From the Global Health Policy Community
- Donor Governments Pledge Additional $15.3M To WHO's Contingency Fund For Emergencies
WHO: Donors pledge over U.S.$15 million to WHO’s Contingency Fund for Emergencies
“Donors have pledged an additional U.S.$15.3 million to support quick action by the World Health Organization to tackle disease outbreaks and humanitarian health crises through its emergency response fund in 2018, the Contingency Fund for Emergencies (CFE)…” (3/27).
- ODI Fellow Reflects On U.K. Labour Party's Development Strategy, Vision For International Development
ODI: Reflections on Labour’s new vision for international development
Andrew Shepherd, principal research fellow at ODI and director of CPAN, discusses the U.K. Labour Party’s development strategy and vision for international development and achieving the Sustainable Development Goals. Shepherd writes, “Labour should be challenged to consider issues around the quality of growth, and the challenges of generating secure, quality employment with appropriate wages and working conditions. Similarly, women’s economic empowerment, agriculture, and the informal sector also need to be more directly addressed” (3/26).
- Physicians For Human Rights Calls For 'Strict Accountability' For Continued Violations Of International Law In Conflict Zones
Physicians for Human Rights: Yemen and Syria Rules of Combat: Is Blatant Disregard for Humanitarian Norms the New Normal?
Marianne Møllmann, director of research and investigations at PHR, discusses violations of international humanitarian law in Syria and Yemen, writing, “International humanitarian norms have been flouted through the bombing and shelling of health care facilities, blocking of humanitarian aid, besiegement, and the use of chemical weapons against civilians. … [U]nless we insist on strict accountability for continued violations of the law … future conflicts will be characterized by even more flagrant disregard of norms” (3/26).
- Qualitative Study Explores Practical Understanding Of Global Health In German Medical Education
BMC’s “Globalization and Health”: Global Health as ‘umbrella term’ — a qualitative study among global health teachers in German medical education
In this study, Matthias Havemann and Stefan Bösner, both with the Department of Family Medicine at Philipps-University Marburg, “explore the practical understanding of [global health] in medical education” and conduct interviews with global health teachers in German medical education to examine their views on global health and the approaches they take in teaching global health topics (3/27).
From the U.S. Government
- USAID Ebola Grand Challenge Innovation Aims To Increase Effectiveness Of Decontamination Processes In Disease Outbreaks
U.S. Department of State’s “DipNote”: What the Color Blue Can Reveal About Pathogens and Contamination
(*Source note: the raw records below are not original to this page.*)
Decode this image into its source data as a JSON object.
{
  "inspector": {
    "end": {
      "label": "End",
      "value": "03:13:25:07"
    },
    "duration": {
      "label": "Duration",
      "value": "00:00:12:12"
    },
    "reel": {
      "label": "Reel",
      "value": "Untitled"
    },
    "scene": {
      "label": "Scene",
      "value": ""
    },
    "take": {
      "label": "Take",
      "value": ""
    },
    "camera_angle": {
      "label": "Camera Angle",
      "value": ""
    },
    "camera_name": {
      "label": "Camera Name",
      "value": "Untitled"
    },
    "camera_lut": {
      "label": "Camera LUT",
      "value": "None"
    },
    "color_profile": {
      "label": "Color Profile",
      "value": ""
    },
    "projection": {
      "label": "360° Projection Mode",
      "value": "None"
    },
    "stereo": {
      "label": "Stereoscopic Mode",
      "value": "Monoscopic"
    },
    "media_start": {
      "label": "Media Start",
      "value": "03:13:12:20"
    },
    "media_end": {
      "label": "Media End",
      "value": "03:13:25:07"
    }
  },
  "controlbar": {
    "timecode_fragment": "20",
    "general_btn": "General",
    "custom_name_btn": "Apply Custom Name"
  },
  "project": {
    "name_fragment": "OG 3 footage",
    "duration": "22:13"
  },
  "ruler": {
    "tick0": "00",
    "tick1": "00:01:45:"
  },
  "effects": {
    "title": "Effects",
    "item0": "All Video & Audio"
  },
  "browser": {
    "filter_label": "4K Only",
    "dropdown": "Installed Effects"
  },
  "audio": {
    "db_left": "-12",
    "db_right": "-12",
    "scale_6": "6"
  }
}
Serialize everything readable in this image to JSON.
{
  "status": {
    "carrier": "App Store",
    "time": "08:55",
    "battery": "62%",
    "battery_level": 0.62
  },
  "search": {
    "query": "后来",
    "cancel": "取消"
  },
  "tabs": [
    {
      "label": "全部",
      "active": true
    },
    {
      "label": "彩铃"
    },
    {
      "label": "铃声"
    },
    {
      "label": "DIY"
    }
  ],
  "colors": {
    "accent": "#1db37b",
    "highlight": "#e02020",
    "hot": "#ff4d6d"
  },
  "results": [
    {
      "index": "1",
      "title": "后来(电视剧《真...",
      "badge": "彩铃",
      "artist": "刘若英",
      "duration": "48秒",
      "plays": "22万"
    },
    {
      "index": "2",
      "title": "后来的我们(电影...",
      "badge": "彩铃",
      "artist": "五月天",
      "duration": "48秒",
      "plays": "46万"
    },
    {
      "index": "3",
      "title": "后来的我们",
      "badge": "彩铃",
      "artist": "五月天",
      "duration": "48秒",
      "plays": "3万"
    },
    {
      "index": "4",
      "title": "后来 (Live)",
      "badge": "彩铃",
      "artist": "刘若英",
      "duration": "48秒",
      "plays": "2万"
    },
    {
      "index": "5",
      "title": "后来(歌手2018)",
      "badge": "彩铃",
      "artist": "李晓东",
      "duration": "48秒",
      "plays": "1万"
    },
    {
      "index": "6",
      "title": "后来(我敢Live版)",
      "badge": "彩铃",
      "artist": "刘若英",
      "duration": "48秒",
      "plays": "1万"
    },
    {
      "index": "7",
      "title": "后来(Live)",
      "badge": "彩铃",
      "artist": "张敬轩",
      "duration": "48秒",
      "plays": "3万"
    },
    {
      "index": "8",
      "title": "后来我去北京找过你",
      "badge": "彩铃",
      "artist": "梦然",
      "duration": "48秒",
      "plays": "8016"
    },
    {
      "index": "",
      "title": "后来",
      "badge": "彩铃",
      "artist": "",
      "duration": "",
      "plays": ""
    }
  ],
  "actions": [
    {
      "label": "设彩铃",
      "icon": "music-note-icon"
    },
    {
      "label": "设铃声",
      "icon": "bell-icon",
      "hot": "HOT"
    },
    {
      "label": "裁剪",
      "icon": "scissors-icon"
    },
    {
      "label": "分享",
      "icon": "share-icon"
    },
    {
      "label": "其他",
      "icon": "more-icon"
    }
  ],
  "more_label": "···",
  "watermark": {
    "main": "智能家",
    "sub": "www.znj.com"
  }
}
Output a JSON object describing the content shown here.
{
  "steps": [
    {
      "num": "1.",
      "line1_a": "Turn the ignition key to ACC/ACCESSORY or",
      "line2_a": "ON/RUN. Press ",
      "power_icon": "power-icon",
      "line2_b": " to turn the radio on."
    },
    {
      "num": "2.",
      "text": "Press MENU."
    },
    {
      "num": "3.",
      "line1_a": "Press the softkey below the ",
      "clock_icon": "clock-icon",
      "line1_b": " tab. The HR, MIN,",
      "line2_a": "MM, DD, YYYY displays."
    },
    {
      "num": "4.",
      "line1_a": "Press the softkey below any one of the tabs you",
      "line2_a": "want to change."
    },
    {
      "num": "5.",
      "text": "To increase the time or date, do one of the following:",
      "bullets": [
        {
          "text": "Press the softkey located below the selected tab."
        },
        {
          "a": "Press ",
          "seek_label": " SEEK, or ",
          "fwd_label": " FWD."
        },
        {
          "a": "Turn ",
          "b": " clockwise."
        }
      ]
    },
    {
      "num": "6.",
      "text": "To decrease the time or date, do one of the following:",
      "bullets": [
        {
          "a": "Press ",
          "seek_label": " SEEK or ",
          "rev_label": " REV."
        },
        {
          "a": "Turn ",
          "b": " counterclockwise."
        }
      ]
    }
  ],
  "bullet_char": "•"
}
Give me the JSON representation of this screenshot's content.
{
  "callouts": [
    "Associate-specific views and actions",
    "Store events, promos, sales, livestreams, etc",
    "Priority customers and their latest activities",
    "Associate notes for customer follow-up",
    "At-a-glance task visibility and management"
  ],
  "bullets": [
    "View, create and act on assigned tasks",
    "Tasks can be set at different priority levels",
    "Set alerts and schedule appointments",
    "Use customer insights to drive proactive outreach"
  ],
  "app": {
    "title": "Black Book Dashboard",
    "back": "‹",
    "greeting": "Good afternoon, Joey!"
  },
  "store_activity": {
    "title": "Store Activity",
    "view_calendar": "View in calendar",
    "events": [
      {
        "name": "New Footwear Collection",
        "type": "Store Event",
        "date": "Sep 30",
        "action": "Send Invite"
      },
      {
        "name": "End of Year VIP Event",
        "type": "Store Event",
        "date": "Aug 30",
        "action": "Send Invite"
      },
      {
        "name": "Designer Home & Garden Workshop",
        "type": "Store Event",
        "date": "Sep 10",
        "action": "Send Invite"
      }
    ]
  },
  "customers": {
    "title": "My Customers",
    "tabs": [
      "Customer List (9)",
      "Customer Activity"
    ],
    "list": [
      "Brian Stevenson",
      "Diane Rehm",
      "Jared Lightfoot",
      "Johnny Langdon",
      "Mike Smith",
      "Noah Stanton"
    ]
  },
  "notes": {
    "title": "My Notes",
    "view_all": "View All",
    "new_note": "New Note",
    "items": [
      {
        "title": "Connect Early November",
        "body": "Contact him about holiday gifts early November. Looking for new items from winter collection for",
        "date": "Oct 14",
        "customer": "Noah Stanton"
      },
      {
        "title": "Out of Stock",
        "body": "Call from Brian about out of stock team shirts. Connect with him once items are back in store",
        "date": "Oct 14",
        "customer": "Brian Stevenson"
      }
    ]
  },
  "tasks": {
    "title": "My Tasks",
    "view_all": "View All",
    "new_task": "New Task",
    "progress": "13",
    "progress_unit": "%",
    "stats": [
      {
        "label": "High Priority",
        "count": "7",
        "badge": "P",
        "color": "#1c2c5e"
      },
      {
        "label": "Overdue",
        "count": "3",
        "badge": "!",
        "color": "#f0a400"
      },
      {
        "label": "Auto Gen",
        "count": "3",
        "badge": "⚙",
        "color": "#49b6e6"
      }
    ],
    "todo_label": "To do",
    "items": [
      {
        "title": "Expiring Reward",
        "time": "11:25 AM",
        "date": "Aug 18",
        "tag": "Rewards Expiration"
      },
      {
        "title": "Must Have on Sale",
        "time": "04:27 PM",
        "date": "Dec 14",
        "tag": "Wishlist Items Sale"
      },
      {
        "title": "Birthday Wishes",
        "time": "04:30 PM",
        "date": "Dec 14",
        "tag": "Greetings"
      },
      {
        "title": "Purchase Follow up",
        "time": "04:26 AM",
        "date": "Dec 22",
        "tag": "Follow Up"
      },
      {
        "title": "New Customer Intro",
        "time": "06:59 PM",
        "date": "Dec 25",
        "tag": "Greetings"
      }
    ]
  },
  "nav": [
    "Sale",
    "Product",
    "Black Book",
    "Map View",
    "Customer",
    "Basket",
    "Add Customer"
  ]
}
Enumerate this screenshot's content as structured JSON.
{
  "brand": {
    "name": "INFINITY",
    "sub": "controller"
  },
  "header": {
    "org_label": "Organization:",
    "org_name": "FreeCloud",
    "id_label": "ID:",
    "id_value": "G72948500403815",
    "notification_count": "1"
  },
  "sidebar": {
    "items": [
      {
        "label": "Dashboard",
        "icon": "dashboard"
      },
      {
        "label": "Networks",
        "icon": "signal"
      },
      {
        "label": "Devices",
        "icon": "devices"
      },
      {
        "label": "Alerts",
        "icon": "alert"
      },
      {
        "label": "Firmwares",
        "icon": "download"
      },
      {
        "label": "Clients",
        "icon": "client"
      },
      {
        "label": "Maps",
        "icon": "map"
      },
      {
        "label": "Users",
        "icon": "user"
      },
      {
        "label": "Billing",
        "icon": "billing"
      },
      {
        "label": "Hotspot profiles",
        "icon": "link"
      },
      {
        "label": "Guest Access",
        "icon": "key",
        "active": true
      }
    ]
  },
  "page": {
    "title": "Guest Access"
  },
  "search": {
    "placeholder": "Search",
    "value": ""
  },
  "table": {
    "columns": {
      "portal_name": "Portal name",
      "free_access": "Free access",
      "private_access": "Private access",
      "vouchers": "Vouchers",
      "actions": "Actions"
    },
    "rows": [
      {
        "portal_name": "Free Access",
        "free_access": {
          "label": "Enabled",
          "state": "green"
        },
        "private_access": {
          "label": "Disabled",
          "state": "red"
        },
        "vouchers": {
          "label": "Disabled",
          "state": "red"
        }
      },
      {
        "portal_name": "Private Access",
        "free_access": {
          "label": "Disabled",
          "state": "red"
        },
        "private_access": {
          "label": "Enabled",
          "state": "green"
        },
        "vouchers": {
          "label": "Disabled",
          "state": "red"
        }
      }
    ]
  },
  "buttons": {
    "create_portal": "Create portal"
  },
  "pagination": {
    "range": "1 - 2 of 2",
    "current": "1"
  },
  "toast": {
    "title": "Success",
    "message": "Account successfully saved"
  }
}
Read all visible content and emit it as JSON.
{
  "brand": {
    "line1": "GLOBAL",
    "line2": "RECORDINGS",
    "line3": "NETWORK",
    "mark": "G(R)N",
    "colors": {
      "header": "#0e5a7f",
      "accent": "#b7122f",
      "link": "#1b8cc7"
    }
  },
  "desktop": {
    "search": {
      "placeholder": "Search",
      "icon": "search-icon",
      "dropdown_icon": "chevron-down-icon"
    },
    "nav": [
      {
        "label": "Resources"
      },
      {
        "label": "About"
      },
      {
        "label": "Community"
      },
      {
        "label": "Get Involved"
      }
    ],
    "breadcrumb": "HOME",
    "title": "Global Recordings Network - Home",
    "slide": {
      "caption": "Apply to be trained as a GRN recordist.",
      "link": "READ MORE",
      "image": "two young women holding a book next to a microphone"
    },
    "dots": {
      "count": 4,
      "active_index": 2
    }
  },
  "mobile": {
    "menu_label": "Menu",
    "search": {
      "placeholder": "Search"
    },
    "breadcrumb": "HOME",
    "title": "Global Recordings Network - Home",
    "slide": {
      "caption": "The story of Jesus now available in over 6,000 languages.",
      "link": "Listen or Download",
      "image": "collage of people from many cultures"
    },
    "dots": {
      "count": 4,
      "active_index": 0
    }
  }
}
Avery Waite, program analyst in USAID’s Center for Accelerating Innovation and Impact, discusses an innovation, known as Highlight, designed by students at Columbia University and chosen as one of the winners of USAID’s Fighting Ebola Grand Challenge, that “adds color to bleach to increase its effectiveness as a decontaminant and ensure the safety of health workers in places affected by infectious disease outbreaks. … Highlight not only makes the bleach visible, but the blue color fades after the contact time of the disinfectant has elapsed, which signals to the user that the decontamination process is complete and that the surface is safe to touch again” (3/27).